One of the conclusions of the panel considering this issue was:
The provision of these special services should be a shared responsibility of mainstream schools and some external body specially involved with the visually impaired, such as a special school, association of or for the blind and visually impaired, resource centre etc.
Phil Hatlen of the Texas School for the Blind and Visually Impaired argues that, indeed too often in the debate regarding inclusion and special school education, the pendulum has swung between extremes of inclusion versus segregated education. It is, in his opinion, the duty of those responsible for delivering the education service to try and ensure that the pendulum is moved towards the middle where:
- Regardless of placement, all visually impaired children have a qualified teacher of the visually impaired who can meet their special needs.
- The expanded core curriculum needs of visually impaired children are considered when planning educational services.
In order for this to be achievable it is necessary, in Phil’s opinion, to accept that special schools:
- Are centres for the most experienced, most expert professionals in the education of the visually impaired.
- Schools for the blind should be the hub of educational services for blind and visually impaired children, regardless of where they go to school.
Based on these two principles, it is the responsibility of schools for the blind to share their expertise wherever it is needed. The Texas School meets this responsibility by acting as a statewide resource. Its activities include:
- Summer schools
- Curriculum development
- Teacher preparation
- Short-term classes
- Research and development
- Instructional materials centre
- Public awareness
- Development of statewide standards
Returning to Europe, a recent paper produced by the European Agency for Development of Special Needs Education entitled Special Needs Education in Europe (January 2003) confirms the situation whereby many special schools have taken on a resource centre role and are involved in the:
- provision for training and courses for teachers and other professionals;
- development and dissemination of materials and methods;
- support for mainstream schools and parents;
- short-time or part-time help for individual students;
- support in entering the labour market.
Special schools have a challenging but exciting future.
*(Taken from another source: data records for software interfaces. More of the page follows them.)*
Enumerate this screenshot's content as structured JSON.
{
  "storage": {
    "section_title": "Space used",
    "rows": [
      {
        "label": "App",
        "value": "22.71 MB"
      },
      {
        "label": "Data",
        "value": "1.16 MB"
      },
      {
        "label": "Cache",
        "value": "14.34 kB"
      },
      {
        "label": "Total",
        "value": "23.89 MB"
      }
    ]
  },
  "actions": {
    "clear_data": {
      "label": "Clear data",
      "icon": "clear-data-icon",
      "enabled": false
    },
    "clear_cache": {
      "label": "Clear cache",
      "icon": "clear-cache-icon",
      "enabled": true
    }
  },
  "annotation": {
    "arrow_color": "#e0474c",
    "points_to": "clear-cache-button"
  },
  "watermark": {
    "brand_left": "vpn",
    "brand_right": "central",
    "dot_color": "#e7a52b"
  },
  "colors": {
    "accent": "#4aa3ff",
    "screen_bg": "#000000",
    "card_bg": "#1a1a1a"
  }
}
Pupils, regardless of their educational placement, will need support. Many believe that special schools with their expertise and experience are the best places to provide this support - from early intervention programmes, mobile multidisciplinary assessment teams, intensive tuition, curriculum development, teaching and learning materials production centres etc. However, those schools which have moved towards establishing themselves as resource centres still retain a traditional teaching role. They recognise that resource centre staff need to work regularly with children and young people, aged from 3 to 18, even if the pupils only attend the centre on a short-term basis.
© Comenius 2003